_Task details_
Only the lines that contain the string "icon" belong in the answer; pull them from the records.

_Data for this task_
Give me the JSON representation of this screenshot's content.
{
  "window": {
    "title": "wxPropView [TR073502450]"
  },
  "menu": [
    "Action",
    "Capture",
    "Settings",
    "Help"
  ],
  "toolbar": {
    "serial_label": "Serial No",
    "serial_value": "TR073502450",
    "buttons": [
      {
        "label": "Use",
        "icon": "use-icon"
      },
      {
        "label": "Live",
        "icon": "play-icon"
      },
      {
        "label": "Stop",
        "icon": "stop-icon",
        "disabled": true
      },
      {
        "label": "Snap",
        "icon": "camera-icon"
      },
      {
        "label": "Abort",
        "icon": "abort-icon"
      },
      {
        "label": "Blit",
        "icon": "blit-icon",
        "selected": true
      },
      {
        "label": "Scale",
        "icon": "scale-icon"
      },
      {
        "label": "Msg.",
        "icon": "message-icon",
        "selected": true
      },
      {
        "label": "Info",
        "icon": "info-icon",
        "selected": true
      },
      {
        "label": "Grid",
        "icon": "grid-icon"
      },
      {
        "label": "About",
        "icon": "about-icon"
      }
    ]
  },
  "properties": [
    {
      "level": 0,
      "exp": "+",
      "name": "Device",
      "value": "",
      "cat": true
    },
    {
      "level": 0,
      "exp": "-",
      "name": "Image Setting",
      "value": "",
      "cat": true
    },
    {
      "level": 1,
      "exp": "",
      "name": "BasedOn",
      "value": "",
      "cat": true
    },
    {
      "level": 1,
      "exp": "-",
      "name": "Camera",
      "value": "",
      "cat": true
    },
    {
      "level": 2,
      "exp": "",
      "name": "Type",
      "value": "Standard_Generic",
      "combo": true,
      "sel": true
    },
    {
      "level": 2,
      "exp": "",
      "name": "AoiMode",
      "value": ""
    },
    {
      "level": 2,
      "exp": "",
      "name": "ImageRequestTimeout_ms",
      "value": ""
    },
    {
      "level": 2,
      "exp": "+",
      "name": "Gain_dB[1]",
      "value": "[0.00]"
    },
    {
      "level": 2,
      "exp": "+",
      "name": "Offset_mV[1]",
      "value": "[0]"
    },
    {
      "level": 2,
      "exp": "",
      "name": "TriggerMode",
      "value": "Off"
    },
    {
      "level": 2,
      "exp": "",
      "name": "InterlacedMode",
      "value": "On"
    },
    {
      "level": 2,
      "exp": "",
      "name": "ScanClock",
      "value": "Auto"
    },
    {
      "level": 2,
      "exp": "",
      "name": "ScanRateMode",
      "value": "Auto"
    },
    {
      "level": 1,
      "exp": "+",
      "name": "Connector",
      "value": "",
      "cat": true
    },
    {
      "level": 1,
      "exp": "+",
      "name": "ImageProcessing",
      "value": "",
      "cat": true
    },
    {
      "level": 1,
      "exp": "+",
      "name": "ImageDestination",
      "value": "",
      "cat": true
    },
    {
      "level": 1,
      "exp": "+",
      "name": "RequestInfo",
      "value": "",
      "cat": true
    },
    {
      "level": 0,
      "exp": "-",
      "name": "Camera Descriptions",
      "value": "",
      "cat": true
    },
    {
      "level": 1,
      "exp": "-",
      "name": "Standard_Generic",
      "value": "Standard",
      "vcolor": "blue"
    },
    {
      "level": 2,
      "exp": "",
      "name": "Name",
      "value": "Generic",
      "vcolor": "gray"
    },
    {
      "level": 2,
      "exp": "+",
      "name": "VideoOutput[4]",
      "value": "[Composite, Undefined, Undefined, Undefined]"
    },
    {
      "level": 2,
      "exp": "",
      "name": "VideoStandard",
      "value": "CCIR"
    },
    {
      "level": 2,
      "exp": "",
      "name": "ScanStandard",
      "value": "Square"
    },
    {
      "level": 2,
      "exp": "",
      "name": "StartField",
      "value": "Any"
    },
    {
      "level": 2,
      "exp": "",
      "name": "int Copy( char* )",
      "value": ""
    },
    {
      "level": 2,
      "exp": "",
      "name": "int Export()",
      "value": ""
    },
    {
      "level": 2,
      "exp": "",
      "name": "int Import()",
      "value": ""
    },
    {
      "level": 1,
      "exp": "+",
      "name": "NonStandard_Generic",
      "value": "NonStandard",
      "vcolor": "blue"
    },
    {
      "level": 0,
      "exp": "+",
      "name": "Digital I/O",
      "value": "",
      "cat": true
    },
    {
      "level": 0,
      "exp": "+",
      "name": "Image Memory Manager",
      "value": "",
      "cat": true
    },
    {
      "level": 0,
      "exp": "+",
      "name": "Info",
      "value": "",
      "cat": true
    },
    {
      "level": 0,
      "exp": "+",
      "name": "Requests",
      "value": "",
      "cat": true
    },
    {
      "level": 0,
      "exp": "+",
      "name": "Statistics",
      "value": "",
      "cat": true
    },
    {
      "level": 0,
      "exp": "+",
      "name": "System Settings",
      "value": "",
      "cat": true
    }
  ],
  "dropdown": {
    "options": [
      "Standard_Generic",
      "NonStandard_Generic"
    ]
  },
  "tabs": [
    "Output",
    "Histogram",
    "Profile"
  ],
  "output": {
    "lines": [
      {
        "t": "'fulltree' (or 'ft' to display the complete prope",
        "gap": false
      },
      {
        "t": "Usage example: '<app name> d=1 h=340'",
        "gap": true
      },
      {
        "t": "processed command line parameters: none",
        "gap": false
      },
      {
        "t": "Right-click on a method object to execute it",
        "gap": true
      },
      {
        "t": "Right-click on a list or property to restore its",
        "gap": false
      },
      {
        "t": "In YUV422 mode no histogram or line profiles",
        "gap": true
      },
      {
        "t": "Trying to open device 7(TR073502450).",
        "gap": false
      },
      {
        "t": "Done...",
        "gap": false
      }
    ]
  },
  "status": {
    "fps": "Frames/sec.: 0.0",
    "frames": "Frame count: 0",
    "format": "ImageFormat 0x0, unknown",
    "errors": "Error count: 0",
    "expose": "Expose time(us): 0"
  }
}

_Your solution_
        "icon": "use-icon"
        "icon": "play-icon"
        "icon": "stop-icon",
        "icon": "camera-icon"
        "icon": "abort-icon"
        "icon": "blit-icon",
        "icon": "scale-icon"
        "icon": "message-icon",
        "icon": "info-icon",
        "icon": "grid-icon"
        "icon": "about-icon"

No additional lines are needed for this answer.